⟨
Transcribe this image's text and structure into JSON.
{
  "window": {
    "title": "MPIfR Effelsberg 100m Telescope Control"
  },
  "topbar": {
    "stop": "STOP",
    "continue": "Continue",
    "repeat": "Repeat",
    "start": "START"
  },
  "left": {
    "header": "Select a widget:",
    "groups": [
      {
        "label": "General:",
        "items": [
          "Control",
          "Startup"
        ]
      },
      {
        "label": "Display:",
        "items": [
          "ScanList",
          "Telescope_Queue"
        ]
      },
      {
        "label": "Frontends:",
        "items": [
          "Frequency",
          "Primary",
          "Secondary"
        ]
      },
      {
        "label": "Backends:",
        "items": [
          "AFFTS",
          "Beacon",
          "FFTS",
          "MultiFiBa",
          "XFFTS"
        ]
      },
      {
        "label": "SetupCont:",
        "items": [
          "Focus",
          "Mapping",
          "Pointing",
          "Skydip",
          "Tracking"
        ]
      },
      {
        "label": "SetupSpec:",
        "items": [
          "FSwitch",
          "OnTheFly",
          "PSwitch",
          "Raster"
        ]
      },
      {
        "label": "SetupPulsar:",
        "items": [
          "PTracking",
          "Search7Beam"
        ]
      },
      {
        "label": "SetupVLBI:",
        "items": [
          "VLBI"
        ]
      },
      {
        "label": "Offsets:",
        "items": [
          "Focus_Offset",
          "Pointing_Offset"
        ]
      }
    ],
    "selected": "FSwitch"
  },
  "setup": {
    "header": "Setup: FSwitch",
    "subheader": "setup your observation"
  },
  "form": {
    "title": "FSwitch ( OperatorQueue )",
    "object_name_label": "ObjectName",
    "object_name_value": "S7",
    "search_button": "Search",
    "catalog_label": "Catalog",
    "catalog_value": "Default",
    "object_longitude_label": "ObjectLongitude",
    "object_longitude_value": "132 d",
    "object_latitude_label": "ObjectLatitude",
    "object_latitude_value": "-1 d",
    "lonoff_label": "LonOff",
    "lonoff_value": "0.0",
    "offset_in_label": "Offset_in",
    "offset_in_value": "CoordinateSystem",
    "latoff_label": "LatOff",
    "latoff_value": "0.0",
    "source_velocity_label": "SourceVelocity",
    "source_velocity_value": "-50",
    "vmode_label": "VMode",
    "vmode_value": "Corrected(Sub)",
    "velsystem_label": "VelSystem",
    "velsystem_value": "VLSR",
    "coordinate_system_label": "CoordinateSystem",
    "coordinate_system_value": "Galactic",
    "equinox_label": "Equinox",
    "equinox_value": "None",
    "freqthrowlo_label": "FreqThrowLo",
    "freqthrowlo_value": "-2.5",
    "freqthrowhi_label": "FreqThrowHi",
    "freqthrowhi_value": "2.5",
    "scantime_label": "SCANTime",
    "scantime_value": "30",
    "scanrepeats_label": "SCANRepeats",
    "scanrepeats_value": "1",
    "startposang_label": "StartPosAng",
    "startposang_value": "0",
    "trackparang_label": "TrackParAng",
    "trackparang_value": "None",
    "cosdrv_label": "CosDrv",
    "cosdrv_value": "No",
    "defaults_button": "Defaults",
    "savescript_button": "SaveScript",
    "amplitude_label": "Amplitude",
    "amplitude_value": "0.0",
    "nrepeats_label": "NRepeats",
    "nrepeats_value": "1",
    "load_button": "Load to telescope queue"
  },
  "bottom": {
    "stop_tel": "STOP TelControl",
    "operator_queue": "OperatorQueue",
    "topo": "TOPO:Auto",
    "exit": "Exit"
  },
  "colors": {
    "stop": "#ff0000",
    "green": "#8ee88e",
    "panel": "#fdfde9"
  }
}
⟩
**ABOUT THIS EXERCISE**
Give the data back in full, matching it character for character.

**YOUR SOLUTION**
Transcribe this image's text and structure into JSON.
{
  "window": {
    "title": "MPIfR Effelsberg 100m Telescope Control"
  },
  "topbar": {
    "stop": "STOP",
    "continue": "Continue",
    "repeat": "Repeat",
    "start": "START"
  },
  "left": {
    "header": "Select a widget:",
    "groups": [
      {
        "label": "General:",
        "items": [
          "Control",
          "Startup"
        ]
      },
      {
        "label": "Display:",
        "items": [
          "ScanList",
          "Telescope_Queue"
        ]
      },
      {
        "label": "Frontends:",
        "items": [
          "Frequency",
          "Primary",
          "Secondary"
        ]
      },
      {
        "label": "Backends:",
        "items": [
          "AFFTS",
          "Beacon",
          "FFTS",
          "MultiFiBa",
          "XFFTS"
        ]
      },
      {
        "label": "SetupCont:",
        "items": [
          "Focus",
          "Mapping",
          "Pointing",
          "Skydip",
          "Tracking"
        ]
      },
      {
        "label": "SetupSpec:",
        "items": [
          "FSwitch",
          "OnTheFly",
          "PSwitch",
          "Raster"
        ]
      },
      {
        "label": "SetupPulsar:",
        "items": [
          "PTracking",
          "Search7Beam"
        ]
      },
      {
        "label": "SetupVLBI:",
        "items": [
          "VLBI"
        ]
      },
      {
        "label": "Offsets:",
        "items": [
          "Focus_Offset",
          "Pointing_Offset"
        ]
      }
    ],
    "selected": "FSwitch"
  },
  "setup": {
    "header": "Setup: FSwitch",
    "subheader": "setup your observation"
  },
  "form": {
    "title": "FSwitch ( OperatorQueue )",
    "object_name_label": "ObjectName",
    "object_name_value": "S7",
    "search_button": "Search",
    "catalog_label": "Catalog",
    "catalog_value": "Default",
    "object_longitude_label": "ObjectLongitude",
    "object_longitude_value": "132 d",
    "object_latitude_label": "ObjectLatitude",
    "object_latitude_value": "-1 d",
    "lonoff_label": "LonOff",
    "lonoff_value": "0.0",
    "offset_in_label": "Offset_in",
    "offset_in_value": "CoordinateSystem",
    "latoff_label": "LatOff",
    "latoff_value": "0.0",
    "source_velocity_label": "SourceVelocity",
    "source_velocity_value": "-50",
    "vmode_label": "VMode",
    "vmode_value": "Corrected(Sub)",
    "velsystem_label": "VelSystem",
    "velsystem_value": "VLSR",
    "coordinate_system_label": "CoordinateSystem",
    "coordinate_system_value": "Galactic",
    "equinox_label": "Equinox",
    "equinox_value": "None",
    "freqthrowlo_label": "FreqThrowLo",
    "freqthrowlo_value": "-2.5",
    "freqthrowhi_label": "FreqThrowHi",
    "freqthrowhi_value": "2.5",
    "scantime_label": "SCANTime",
    "scantime_value": "30",
    "scanrepeats_label": "SCANRepeats",
    "scanrepeats_value": "1",
    "startposang_label": "StartPosAng",
    "startposang_value": "0",
    "trackparang_label": "TrackParAng",
    "trackparang_value": "None",
    "cosdrv_label": "CosDrv",
    "cosdrv_value": "No",
    "defaults_button": "Defaults",
    "savescript_button": "SaveScript",
    "amplitude_label": "Amplitude",
    "amplitude_value": "0.0",
    "nrepeats_label": "NRepeats",
    "nrepeats_value": "1",
    "load_button": "Load to telescope queue"
  },
  "bottom": {
    "stop_tel": "STOP TelControl",
    "operator_queue": "OperatorQueue",
    "topo": "TOPO:Auto",
    "exit": "Exit"
  },
  "colors": {
    "stop": "#ff0000",
    "green": "#8ee88e",
    "panel": "#fdfde9"
  }
}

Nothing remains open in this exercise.